• [Required action] Only the pictures are dropped; the lines of the material that follow are returned exactly.

• [Excerpted records]
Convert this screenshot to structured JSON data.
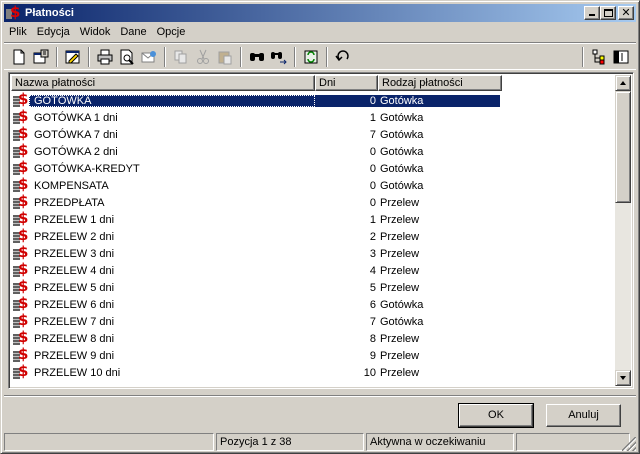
{
  "window": {
    "title": "Płatności"
  },
  "menu": [
    "Plik",
    "Edycja",
    "Widok",
    "Dane",
    "Opcje"
  ],
  "toolbar": {
    "icons": [
      "new-document-icon",
      "properties-icon",
      "edit-icon",
      "print-icon",
      "print-preview-icon",
      "email-icon",
      "copy-icon",
      "cut-icon",
      "paste-icon",
      "find-icon",
      "find-next-icon",
      "refresh-icon",
      "undo-icon",
      "tree-icon",
      "columns-icon"
    ]
  },
  "list": {
    "columns": [
      "Nazwa płatności",
      "Dni",
      "Rodzaj płatności"
    ],
    "rows": [
      {
        "name": "GOTÓWKA",
        "days": "0",
        "type": "Gotówka",
        "selected": true
      },
      {
        "name": "GOTÓWKA 1 dni",
        "days": "1",
        "type": "Gotówka"
      },
      {
        "name": "GOTÓWKA 7 dni",
        "days": "7",
        "type": "Gotówka"
      },
      {
        "name": "GOTÓWKA 2 dni",
        "days": "0",
        "type": "Gotówka"
      },
      {
        "name": "GOTÓWKA-KREDYT",
        "days": "0",
        "type": "Gotówka"
      },
      {
        "name": "KOMPENSATA",
        "days": "0",
        "type": "Gotówka"
      },
      {
        "name": "PRZEDPŁATA",
        "days": "0",
        "type": "Przelew"
      },
      {
        "name": "PRZELEW 1 dni",
        "days": "1",
        "type": "Przelew"
      },
      {
        "name": "PRZELEW 2 dni",
        "days": "2",
        "type": "Przelew"
      },
      {
        "name": "PRZELEW 3 dni",
        "days": "3",
        "type": "Przelew"
      },
      {
        "name": "PRZELEW 4 dni",
        "days": "4",
        "type": "Przelew"
      },
      {
        "name": "PRZELEW 5 dni",
        "days": "5",
        "type": "Przelew"
      },
      {
        "name": "PRZELEW 6 dni",
        "days": "6",
        "type": "Gotówka"
      },
      {
        "name": "PRZELEW 7 dni",
        "days": "7",
        "type": "Gotówka"
      },
      {
        "name": "PRZELEW 8 dni",
        "days": "8",
        "type": "Przelew"
      },
      {
        "name": "PRZELEW 9 dni",
        "days": "9",
        "type": "Przelew"
      },
      {
        "name": "PRZELEW 10 dni",
        "days": "10",
        "type": "Przelew"
      }
    ]
  },
  "buttons": {
    "ok": "OK",
    "cancel": "Anuluj"
  },
  "status": {
    "left": "",
    "position": "Pozycja 1 z 38",
    "state": "Aktywna w oczekiwaniu",
    "extra": ""
  }
}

• [Answer space]
Convert this screenshot to structured JSON data.
{
  "window": {
    "title": "Płatności"
  },
  "menu": [
    "Plik",
    "Edycja",
    "Widok",
    "Dane",
    "Opcje"
  ],
  "toolbar": {
    "icons": [
      "new-document-icon",
      "properties-icon",
      "edit-icon",
      "print-icon",
      "print-preview-icon",
      "email-icon",
      "copy-icon",
      "cut-icon",
      "paste-icon",
      "find-icon",
      "find-next-icon",
      "refresh-icon",
      "undo-icon",
      "tree-icon",
      "columns-icon"
    ]
  },
  "list": {
    "columns": [
      "Nazwa płatności",
      "Dni",
      "Rodzaj płatności"
    ],
    "rows": [
      {
        "name": "GOTÓWKA",
        "days": "0",
        "type": "Gotówka",
        "selected": true
      },
      {
        "name": "GOTÓWKA 1 dni",
        "days": "1",
        "type": "Gotówka"
      },
      {
        "name": "GOTÓWKA 7 dni",
        "days": "7",
        "type": "Gotówka"
      },
      {
        "name": "GOTÓWKA 2 dni",
        "days": "0",
        "type": "Gotówka"
      },
      {
        "name": "GOTÓWKA-KREDYT",
        "days": "0",
        "type": "Gotówka"
      },
      {
        "name": "KOMPENSATA",
        "days": "0",
        "type": "Gotówka"
      },
      {
        "name": "PRZEDPŁATA",
        "days": "0",
        "type": "Przelew"
      },
      {
        "name": "PRZELEW 1 dni",
        "days": "1",
        "type": "Przelew"
      },
      {
        "name": "PRZELEW 2 dni",
        "days": "2",
        "type": "Przelew"
      },
      {
        "name": "PRZELEW 3 dni",
        "days": "3",
        "type": "Przelew"
      },
      {
        "name": "PRZELEW 4 dni",
        "days": "4",
        "type": "Przelew"
      },
      {
        "name": "PRZELEW 5 dni",
        "days": "5",
        "type": "Przelew"
      },
      {
        "name": "PRZELEW 6 dni",
        "days": "6",
        "type": "Gotówka"
      },
      {
        "name": "PRZELEW 7 dni",
        "days": "7",
        "type": "Gotówka"
      },
      {
        "name": "PRZELEW 8 dni",
        "days": "8",
        "type": "Przelew"
      },
      {
        "name": "PRZELEW 9 dni",
        "days": "9",
        "type": "Przelew"
      },
      {
        "name": "PRZELEW 10 dni",
        "days": "10",
        "type": "Przelew"
      }
    ]
  },
  "buttons": {
    "ok": "OK",
    "cancel": "Anuluj"
  },
  "status": {
    "left": "",
    "position": "Pozycja 1 z 38",
    "state": "Aktywna w oczekiwaniu",
    "extra": ""
  }
}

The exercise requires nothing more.